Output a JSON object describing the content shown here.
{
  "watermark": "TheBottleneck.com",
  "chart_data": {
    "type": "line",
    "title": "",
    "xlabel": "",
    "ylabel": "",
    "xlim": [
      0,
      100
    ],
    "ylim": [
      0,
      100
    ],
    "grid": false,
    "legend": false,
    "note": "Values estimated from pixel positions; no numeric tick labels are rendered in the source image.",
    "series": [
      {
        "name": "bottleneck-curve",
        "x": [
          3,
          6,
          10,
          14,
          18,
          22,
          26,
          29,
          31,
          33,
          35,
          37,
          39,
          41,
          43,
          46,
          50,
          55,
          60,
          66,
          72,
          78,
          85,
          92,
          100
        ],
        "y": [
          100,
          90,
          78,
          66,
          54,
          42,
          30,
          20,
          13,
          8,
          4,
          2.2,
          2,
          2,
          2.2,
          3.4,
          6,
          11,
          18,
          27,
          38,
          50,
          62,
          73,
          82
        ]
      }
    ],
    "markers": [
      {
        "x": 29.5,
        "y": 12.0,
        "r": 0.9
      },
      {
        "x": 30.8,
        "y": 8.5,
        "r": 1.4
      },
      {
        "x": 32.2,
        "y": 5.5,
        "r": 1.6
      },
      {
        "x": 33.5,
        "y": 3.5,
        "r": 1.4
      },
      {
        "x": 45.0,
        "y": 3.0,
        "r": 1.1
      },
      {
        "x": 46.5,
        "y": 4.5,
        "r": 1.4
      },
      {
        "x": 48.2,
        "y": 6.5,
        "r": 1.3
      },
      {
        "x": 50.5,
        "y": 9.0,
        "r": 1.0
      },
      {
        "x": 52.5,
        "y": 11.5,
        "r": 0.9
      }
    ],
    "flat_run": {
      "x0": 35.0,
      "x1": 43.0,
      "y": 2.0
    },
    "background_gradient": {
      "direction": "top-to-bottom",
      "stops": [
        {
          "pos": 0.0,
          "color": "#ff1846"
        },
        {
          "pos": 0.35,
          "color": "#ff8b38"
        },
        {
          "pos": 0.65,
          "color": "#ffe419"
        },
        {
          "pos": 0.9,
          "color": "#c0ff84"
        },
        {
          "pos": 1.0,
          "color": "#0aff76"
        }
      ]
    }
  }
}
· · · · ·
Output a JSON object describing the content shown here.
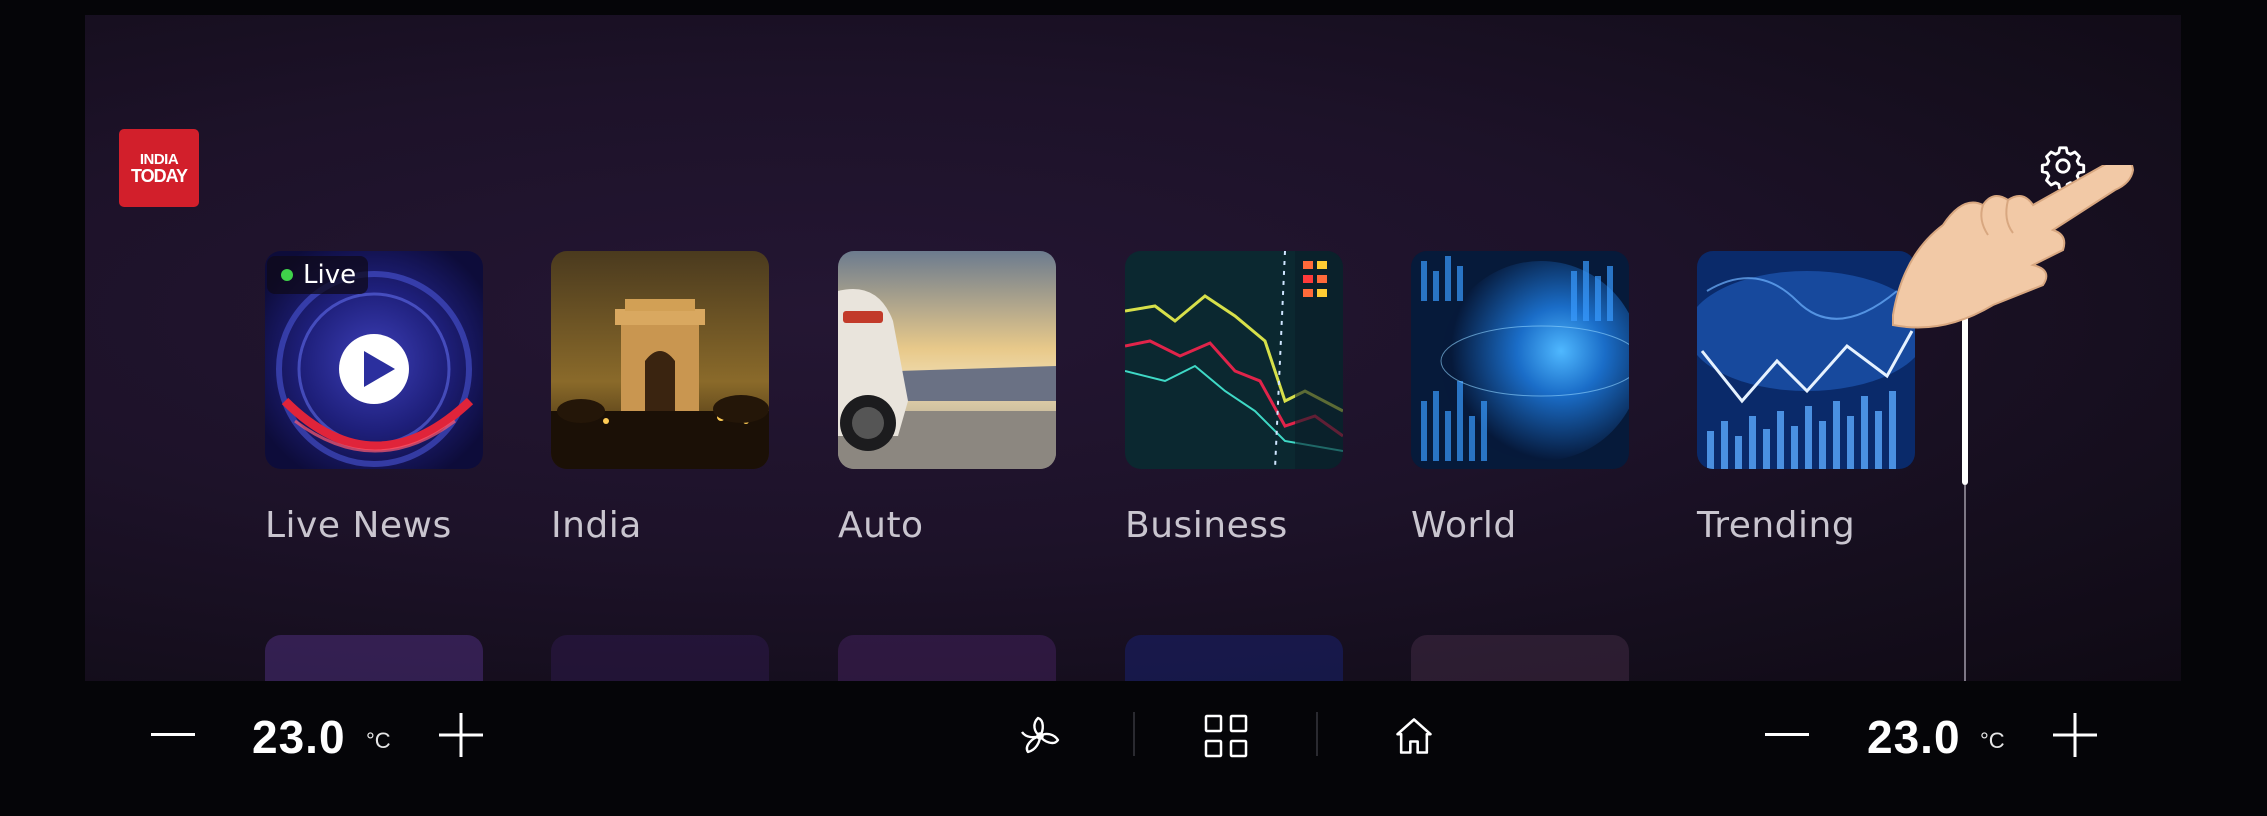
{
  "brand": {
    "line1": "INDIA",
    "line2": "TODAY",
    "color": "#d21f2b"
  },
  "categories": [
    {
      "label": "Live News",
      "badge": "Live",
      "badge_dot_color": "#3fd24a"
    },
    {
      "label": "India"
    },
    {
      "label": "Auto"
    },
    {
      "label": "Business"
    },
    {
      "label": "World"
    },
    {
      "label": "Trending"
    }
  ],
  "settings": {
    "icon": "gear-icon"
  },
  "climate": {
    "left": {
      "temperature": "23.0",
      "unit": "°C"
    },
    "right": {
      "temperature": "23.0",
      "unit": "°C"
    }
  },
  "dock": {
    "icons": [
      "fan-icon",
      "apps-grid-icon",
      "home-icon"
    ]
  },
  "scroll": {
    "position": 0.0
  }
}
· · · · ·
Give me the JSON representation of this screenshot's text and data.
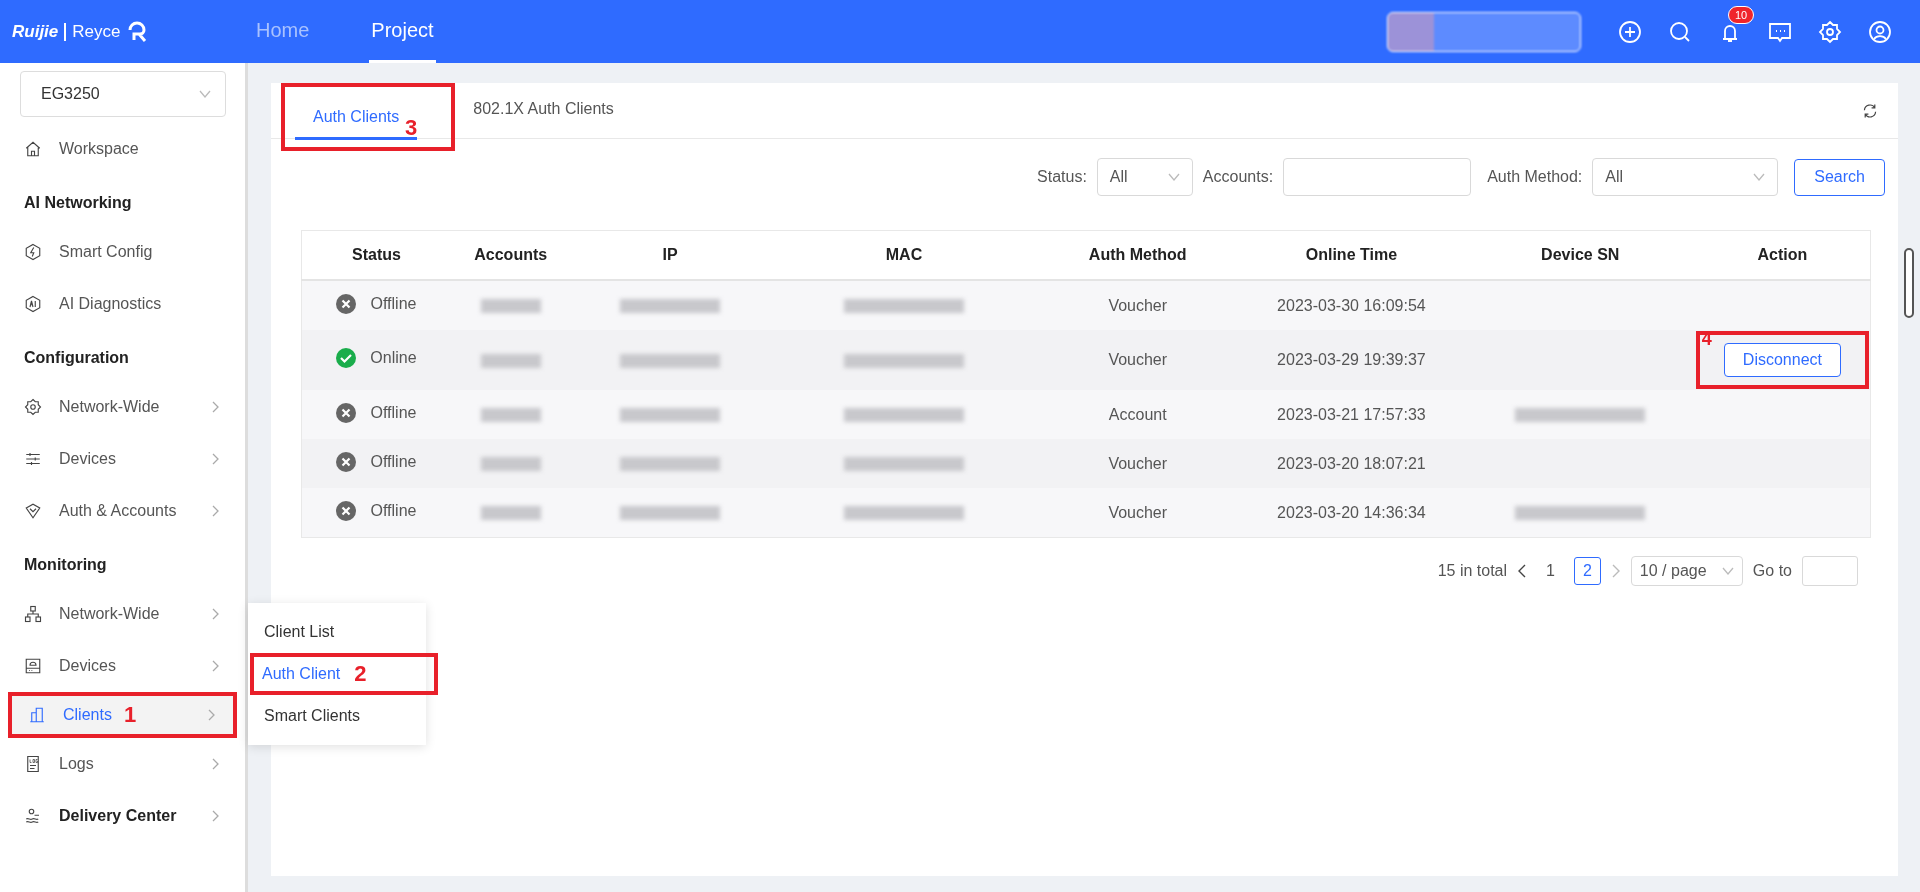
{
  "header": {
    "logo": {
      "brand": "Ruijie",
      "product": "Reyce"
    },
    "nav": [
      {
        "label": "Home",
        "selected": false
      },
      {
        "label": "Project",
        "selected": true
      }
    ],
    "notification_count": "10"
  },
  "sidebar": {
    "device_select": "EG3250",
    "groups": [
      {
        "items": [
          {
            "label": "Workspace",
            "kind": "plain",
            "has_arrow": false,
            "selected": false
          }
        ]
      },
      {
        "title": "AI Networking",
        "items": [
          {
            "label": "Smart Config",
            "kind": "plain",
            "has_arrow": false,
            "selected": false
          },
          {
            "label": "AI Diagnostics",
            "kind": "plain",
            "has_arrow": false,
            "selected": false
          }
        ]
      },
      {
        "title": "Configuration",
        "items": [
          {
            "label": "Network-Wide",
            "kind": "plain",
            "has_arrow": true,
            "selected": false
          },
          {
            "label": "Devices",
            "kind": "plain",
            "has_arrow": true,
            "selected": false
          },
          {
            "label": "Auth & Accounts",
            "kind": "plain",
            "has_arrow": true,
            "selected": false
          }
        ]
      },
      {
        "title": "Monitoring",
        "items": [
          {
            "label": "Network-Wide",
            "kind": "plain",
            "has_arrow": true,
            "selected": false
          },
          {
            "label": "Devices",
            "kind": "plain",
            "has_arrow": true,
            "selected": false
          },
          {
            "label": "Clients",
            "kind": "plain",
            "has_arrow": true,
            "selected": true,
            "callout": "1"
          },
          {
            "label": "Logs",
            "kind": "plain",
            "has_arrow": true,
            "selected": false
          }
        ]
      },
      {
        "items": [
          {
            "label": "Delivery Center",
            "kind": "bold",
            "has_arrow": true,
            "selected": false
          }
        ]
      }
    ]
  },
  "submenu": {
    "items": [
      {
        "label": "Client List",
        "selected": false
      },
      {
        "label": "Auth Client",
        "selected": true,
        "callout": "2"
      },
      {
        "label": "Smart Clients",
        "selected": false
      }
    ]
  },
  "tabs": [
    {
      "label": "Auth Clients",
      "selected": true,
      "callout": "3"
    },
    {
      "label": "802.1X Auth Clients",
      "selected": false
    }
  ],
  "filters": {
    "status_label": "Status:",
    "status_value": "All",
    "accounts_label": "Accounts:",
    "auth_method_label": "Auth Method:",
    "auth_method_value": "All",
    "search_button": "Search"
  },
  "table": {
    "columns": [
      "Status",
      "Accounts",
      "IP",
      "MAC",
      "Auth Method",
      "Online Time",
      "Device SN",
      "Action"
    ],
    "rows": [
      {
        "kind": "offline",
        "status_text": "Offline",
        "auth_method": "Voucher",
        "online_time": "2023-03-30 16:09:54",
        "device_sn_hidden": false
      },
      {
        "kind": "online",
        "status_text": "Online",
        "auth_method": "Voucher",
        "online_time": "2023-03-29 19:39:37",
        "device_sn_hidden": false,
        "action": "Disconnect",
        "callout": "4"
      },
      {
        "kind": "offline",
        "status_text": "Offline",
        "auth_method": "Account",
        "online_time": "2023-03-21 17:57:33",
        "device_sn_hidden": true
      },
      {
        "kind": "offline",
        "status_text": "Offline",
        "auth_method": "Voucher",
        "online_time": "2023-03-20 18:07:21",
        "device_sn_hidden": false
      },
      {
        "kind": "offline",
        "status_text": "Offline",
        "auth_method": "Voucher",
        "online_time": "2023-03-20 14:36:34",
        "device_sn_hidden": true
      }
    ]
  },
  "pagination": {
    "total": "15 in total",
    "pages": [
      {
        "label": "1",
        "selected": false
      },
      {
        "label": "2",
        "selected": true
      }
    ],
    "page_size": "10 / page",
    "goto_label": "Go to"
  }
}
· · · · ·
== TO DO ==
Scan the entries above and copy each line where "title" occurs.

== ANSWER SPACE ==
    "title": "",
        "title": "AI Networking",
        "title": "Configuration",
        "title": "Monitoring",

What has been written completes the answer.